##### RECORDS PROVIDED

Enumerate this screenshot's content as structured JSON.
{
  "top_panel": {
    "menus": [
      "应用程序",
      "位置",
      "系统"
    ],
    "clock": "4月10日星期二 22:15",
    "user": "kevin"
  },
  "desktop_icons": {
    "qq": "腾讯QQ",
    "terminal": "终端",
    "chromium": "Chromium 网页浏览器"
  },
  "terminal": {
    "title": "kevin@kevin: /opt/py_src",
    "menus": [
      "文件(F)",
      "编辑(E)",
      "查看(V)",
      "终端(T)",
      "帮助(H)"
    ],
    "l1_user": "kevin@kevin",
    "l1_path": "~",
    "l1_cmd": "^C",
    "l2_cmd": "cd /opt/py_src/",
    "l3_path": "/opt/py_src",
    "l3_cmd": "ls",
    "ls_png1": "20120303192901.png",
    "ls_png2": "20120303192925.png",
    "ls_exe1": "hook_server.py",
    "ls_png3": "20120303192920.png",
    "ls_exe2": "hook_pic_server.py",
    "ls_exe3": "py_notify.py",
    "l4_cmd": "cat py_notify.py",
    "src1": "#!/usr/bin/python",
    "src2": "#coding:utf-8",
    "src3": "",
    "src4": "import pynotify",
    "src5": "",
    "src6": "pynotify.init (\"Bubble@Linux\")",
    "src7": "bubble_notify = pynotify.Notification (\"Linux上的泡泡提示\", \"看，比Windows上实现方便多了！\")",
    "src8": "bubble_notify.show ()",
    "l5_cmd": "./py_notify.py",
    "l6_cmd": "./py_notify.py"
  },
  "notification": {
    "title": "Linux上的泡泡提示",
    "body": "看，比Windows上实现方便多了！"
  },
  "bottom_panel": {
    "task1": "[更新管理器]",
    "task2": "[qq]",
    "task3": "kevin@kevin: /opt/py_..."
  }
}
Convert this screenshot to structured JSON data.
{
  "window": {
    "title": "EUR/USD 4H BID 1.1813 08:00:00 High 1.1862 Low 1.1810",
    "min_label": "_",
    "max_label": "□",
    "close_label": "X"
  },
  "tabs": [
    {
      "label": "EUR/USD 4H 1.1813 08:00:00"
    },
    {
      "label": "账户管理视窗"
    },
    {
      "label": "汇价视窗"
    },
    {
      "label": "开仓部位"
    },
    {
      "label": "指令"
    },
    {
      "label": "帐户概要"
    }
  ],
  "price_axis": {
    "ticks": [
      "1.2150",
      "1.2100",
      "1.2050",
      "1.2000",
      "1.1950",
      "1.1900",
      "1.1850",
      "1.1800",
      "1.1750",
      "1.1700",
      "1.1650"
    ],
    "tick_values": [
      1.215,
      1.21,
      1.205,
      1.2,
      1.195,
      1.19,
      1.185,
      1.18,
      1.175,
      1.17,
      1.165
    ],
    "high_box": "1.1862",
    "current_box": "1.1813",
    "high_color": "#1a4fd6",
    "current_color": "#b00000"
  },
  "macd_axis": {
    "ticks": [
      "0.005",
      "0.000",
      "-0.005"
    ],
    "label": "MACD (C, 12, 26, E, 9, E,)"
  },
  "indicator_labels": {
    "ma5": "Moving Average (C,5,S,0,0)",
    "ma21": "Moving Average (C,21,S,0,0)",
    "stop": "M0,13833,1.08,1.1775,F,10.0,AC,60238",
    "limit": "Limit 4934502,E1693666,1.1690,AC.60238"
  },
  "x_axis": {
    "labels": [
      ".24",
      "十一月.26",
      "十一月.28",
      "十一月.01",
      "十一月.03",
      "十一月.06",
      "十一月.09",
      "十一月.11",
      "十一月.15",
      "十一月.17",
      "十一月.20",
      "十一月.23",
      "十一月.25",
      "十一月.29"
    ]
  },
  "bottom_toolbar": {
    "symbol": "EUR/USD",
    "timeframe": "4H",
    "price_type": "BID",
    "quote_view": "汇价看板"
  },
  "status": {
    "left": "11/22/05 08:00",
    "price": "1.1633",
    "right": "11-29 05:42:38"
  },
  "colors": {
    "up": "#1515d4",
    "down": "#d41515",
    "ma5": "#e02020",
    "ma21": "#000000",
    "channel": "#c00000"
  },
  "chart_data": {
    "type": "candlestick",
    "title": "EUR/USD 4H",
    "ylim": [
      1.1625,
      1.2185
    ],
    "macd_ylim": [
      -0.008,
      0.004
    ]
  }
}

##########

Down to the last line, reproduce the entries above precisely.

Enumerate this screenshot's content as structured JSON.
{
  "top_panel": {
    "menus": [
      "应用程序",
      "位置",
      "系统"
    ],
    "clock": "4月10日星期二 22:15",
    "user": "kevin"
  },
  "desktop_icons": {
    "qq": "腾讯QQ",
    "terminal": "终端",
    "chromium": "Chromium 网页浏览器"
  },
  "terminal": {
    "title": "kevin@kevin: /opt/py_src",
    "menus": [
      "文件(F)",
      "编辑(E)",
      "查看(V)",
      "终端(T)",
      "帮助(H)"
    ],
    "l1_user": "kevin@kevin",
    "l1_path": "~",
    "l1_cmd": "^C",
    "l2_cmd": "cd /opt/py_src/",
    "l3_path": "/opt/py_src",
    "l3_cmd": "ls",
    "ls_png1": "20120303192901.png",
    "ls_png2": "20120303192925.png",
    "ls_exe1": "hook_server.py",
    "ls_png3": "20120303192920.png",
    "ls_exe2": "hook_pic_server.py",
    "ls_exe3": "py_notify.py",
    "l4_cmd": "cat py_notify.py",
    "src1": "#!/usr/bin/python",
    "src2": "#coding:utf-8",
    "src3": "",
    "src4": "import pynotify",
    "src5": "",
    "src6": "pynotify.init (\"Bubble@Linux\")",
    "src7": "bubble_notify = pynotify.Notification (\"Linux上的泡泡提示\", \"看，比Windows上实现方便多了！\")",
    "src8": "bubble_notify.show ()",
    "l5_cmd": "./py_notify.py",
    "l6_cmd": "./py_notify.py"
  },
  "notification": {
    "title": "Linux上的泡泡提示",
    "body": "看，比Windows上实现方便多了！"
  },
  "bottom_panel": {
    "task1": "[更新管理器]",
    "task2": "[qq]",
    "task3": "kevin@kevin: /opt/py_..."
  }
}
Convert this screenshot to structured JSON data.
{
  "window": {
    "title": "EUR/USD 4H BID 1.1813 08:00:00 High 1.1862 Low 1.1810",
    "min_label": "_",
    "max_label": "□",
    "close_label": "X"
  },
  "tabs": [
    {
      "label": "EUR/USD 4H 1.1813 08:00:00"
    },
    {
      "label": "账户管理视窗"
    },
    {
      "label": "汇价视窗"
    },
    {
      "label": "开仓部位"
    },
    {
      "label": "指令"
    },
    {
      "label": "帐户概要"
    }
  ],
  "price_axis": {
    "ticks": [
      "1.2150",
      "1.2100",
      "1.2050",
      "1.2000",
      "1.1950",
      "1.1900",
      "1.1850",
      "1.1800",
      "1.1750",
      "1.1700",
      "1.1650"
    ],
    "tick_values": [
      1.215,
      1.21,
      1.205,
      1.2,
      1.195,
      1.19,
      1.185,
      1.18,
      1.175,
      1.17,
      1.165
    ],
    "high_box": "1.1862",
    "current_box": "1.1813",
    "high_color": "#1a4fd6",
    "current_color": "#b00000"
  },
  "macd_axis": {
    "ticks": [
      "0.005",
      "0.000",
      "-0.005"
    ],
    "label": "MACD (C, 12, 26, E, 9, E,)"
  },
  "indicator_labels": {
    "ma5": "Moving Average (C,5,S,0,0)",
    "ma21": "Moving Average (C,21,S,0,0)",
    "stop": "M0,13833,1.08,1.1775,F,10.0,AC,60238",
    "limit": "Limit 4934502,E1693666,1.1690,AC.60238"
  },
  "x_axis": {
    "labels": [
      ".24",
      "十一月.26",
      "十一月.28",
      "十一月.01",
      "十一月.03",
      "十一月.06",
      "十一月.09",
      "十一月.11",
      "十一月.15",
      "十一月.17",
      "十一月.20",
      "十一月.23",
      "十一月.25",
      "十一月.29"
    ]
  },
  "bottom_toolbar": {
    "symbol": "EUR/USD",
    "timeframe": "4H",
    "price_type": "BID",
    "quote_view": "汇价看板"
  },
  "status": {
    "left": "11/22/05 08:00",
    "price": "1.1633",
    "right": "11-29 05:42:38"
  },
  "colors": {
    "up": "#1515d4",
    "down": "#d41515",
    "ma5": "#e02020",
    "ma21": "#000000",
    "channel": "#c00000"
  },
  "chart_data": {
    "type": "candlestick",
    "title": "EUR/USD 4H",
    "ylim": [
      1.1625,
      1.2185
    ],
    "macd_ylim": [
      -0.008,
      0.004
    ]
  }
}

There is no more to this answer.